[Excerpts from an interface dataset]
┌────────

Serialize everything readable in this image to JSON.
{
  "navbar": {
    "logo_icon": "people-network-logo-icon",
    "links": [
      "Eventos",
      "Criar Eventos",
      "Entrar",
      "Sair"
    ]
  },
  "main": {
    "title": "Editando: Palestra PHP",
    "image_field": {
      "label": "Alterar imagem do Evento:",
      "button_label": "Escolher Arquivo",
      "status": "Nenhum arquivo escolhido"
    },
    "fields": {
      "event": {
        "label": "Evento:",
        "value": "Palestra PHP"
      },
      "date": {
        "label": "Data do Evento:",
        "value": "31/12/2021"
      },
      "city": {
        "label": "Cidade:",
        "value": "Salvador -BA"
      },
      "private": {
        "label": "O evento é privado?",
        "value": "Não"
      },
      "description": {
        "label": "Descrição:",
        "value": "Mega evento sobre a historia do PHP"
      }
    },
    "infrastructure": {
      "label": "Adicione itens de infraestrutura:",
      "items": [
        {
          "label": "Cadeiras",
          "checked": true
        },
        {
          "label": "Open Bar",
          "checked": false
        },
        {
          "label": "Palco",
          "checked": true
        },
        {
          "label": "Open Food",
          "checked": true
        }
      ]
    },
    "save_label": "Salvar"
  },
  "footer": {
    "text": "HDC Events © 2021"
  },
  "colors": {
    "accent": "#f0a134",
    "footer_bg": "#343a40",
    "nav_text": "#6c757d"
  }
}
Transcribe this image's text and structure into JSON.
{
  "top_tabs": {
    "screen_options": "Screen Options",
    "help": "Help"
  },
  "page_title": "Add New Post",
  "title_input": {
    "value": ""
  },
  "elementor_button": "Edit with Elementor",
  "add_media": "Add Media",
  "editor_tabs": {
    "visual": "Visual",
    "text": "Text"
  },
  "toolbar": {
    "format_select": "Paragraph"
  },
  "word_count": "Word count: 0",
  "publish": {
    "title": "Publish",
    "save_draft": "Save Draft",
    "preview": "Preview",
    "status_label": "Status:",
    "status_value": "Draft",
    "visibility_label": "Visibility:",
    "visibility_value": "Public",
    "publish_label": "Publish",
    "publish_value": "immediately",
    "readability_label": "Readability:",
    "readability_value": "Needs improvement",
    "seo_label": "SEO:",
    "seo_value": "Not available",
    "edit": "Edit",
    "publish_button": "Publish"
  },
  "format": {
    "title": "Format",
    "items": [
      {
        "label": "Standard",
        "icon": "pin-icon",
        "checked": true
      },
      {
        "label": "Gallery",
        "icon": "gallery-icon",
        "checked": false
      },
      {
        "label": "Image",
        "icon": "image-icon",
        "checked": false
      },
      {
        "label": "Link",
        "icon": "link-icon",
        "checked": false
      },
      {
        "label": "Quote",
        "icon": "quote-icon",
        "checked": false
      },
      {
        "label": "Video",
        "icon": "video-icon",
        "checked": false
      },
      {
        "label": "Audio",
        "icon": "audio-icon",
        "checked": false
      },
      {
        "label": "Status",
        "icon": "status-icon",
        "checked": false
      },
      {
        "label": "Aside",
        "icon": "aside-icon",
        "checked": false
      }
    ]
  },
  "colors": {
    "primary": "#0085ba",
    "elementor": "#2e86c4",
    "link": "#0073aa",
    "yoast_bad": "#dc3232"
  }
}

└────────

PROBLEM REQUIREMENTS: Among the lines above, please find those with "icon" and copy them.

ANSWER TO THE EXERCISE:
    "logo_icon": "people-network-logo-icon",
        "icon": "pin-icon",
        "icon": "gallery-icon",
        "icon": "image-icon",
        "icon": "link-icon",
        "icon": "quote-icon",
        "icon": "video-icon",
        "icon": "audio-icon",
        "icon": "status-icon",
        "icon": "aside-icon",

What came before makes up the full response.